*Records from a collection*
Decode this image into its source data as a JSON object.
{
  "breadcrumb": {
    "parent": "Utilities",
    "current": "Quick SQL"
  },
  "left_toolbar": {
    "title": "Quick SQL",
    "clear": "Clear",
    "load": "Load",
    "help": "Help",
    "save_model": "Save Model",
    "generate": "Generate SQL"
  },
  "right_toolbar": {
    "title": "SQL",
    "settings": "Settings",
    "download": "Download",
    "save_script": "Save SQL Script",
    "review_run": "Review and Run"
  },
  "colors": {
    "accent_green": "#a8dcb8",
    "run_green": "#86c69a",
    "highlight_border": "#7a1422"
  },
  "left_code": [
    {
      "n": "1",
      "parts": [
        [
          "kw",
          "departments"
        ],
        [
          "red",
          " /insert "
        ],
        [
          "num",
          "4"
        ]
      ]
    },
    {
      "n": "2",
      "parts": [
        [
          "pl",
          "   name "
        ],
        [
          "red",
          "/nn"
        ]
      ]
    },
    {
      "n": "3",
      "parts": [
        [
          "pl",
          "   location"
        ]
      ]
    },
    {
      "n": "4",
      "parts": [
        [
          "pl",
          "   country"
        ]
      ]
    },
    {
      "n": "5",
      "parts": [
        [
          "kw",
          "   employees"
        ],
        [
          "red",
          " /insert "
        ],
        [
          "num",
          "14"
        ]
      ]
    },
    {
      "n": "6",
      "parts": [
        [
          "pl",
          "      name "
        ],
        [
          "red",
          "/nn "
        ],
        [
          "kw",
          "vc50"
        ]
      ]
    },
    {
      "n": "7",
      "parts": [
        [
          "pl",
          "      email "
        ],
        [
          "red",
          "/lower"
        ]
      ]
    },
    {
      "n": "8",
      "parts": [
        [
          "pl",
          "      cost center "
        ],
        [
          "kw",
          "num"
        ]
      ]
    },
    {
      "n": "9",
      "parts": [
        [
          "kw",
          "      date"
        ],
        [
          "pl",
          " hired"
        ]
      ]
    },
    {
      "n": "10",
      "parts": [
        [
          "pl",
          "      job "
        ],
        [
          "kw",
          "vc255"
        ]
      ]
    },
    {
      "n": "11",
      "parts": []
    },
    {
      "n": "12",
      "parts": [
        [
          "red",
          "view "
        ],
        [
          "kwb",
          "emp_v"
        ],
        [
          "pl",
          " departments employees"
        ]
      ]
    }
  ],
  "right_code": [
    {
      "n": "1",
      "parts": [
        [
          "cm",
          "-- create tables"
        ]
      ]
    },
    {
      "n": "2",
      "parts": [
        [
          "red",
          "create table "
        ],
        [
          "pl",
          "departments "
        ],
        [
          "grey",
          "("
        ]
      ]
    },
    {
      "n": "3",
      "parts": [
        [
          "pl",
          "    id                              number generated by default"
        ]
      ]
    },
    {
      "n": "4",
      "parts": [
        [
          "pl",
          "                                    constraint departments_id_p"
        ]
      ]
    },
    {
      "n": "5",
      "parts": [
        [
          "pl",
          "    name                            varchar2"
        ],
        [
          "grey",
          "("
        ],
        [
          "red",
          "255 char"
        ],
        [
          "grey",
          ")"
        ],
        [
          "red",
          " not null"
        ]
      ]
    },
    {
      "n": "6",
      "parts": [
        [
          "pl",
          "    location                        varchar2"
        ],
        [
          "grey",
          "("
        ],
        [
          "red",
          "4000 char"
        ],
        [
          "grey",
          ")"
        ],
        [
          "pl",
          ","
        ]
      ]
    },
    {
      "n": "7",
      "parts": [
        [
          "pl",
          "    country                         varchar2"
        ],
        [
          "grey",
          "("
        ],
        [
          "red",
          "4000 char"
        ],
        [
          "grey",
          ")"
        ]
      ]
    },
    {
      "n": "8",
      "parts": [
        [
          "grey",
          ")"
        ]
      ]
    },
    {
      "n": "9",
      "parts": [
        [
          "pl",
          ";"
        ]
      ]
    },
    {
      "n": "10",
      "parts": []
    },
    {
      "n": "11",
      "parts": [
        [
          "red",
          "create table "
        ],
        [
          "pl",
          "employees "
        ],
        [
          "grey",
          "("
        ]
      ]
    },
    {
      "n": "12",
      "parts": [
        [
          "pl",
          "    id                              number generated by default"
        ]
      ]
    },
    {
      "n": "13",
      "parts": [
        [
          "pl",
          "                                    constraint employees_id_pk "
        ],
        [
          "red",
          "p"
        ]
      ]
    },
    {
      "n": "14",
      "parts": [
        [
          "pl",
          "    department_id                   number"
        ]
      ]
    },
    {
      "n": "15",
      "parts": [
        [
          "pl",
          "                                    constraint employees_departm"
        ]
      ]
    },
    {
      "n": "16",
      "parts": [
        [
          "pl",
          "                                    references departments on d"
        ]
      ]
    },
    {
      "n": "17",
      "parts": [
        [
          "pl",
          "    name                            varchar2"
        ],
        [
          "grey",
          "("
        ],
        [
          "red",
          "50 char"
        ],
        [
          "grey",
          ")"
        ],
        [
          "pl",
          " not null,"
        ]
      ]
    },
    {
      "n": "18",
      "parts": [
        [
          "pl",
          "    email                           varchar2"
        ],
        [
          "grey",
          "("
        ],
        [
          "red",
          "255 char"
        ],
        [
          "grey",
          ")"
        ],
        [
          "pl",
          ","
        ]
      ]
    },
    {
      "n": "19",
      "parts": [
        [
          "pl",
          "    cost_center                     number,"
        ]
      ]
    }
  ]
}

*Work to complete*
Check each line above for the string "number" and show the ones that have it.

*Written reply*
          "    id                              number generated by default"
          "    id                              number generated by default"
          "    department_id                   number"
          "    cost_center                     number,"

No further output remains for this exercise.